Modern pastures don’t automatically confer all of the above environmental benefits. Darlene spends a lot of time seeding her fields with a complex mixture of plants to promote both soil and animal health. She must constantly rotate her animals from field to field, so their munching and pooping and peeing stimulates pasture growth and suppresses parasites, while not overgrazing. (In wild grasslands, wolves and lions did the job of keeping herbivores on the move.)
She only sells from her farm home near the towns of Preston and Hurlock. “I want my customers to see where their food comes from … to know who raises it,” she said.
When you turn up the oak-lined lane to Pops (named for Darlene’s grandfather), you’re likely to see her herd of about 22 smallish cattle with unusual markings, known as Randall Linebacks. As is the case with all of the farm’s animals, they are no match for modern, commercial breeds that maximize size and fast growth.
Randalls, a breed that goes back at least a few centuries, were down to less than 20 in the world in 1986. Darlene began her herd by writing a letter to Cynthia Creech, a Tennessee woman who rescued them from extinction. Today, there are more than a thousand.
Darlene chose them partly for adaptability and easy management: “As much as I love raising farm animals, I love walking more … Working with animals is a dangerous profession.”
But it’s taste that really drives her. The Randalls, she said, “keep being picked number one in taste tests.” She’s also selected a sheep crossbreed to get “just the right bite” to the meat. For pigs she went with “a lard hog … not like the commercial lean meat breeds.” By managing their diet, including running them in her woods to eat acorns, she avoids too much fat and ends up with sausage and chops that routinely sell out.
Her relationship with the animals is complex. Most, of course, will go to slaughter, a reality that makes the job “hard to do every day.” She will put down a sick or injured animal herself, and she talks about celebrating twin lambs: “The first pays for its mother’s upkeep. … The second is your profit.”
Yet she’ll bring in a just-born, half-frozen calf and nurse it in her living room, knowing it will inevitably become a “pet,” nothing she could bear to butcher. She’ll walk outside on starry nights to sit on a haybale in the peaceful company of the sheep. The ewes will live out their lives at Pops even after they get too old to bear lambs: “That’s the deal we’ve made.”

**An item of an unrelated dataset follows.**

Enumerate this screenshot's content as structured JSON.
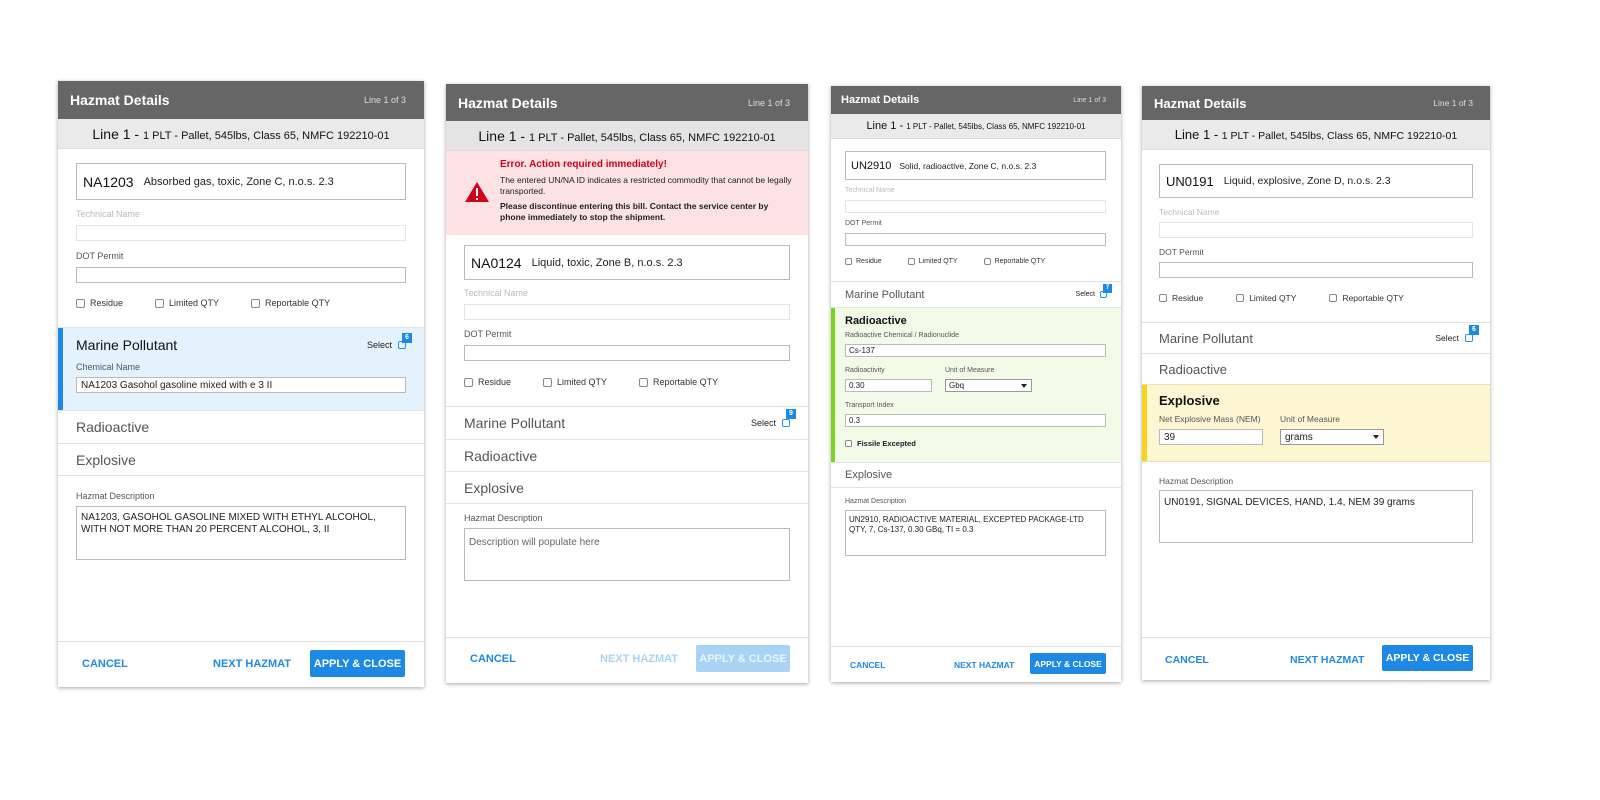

Her farm may sustain the Earth and the bay, but can it sustain Darlene? That’s a question that hangs over small, regenerative farmers everywhere. Their products won’t be as cheap as big agriculture’s — at least so long as the latter gets some $38 billion a year in federal subsidies and does not pay the real cost of its impact on air, water and soil.
Darlene is close to making her farm “a place I don’t ever want a vacation from.” But she won’t continue if she can’t make a living. Having only recently given up her off-farm job, the jury’s still out.
Our film will follow Darlene’s journey, so critical for the bay, and for Chesapeake-loving carnivores.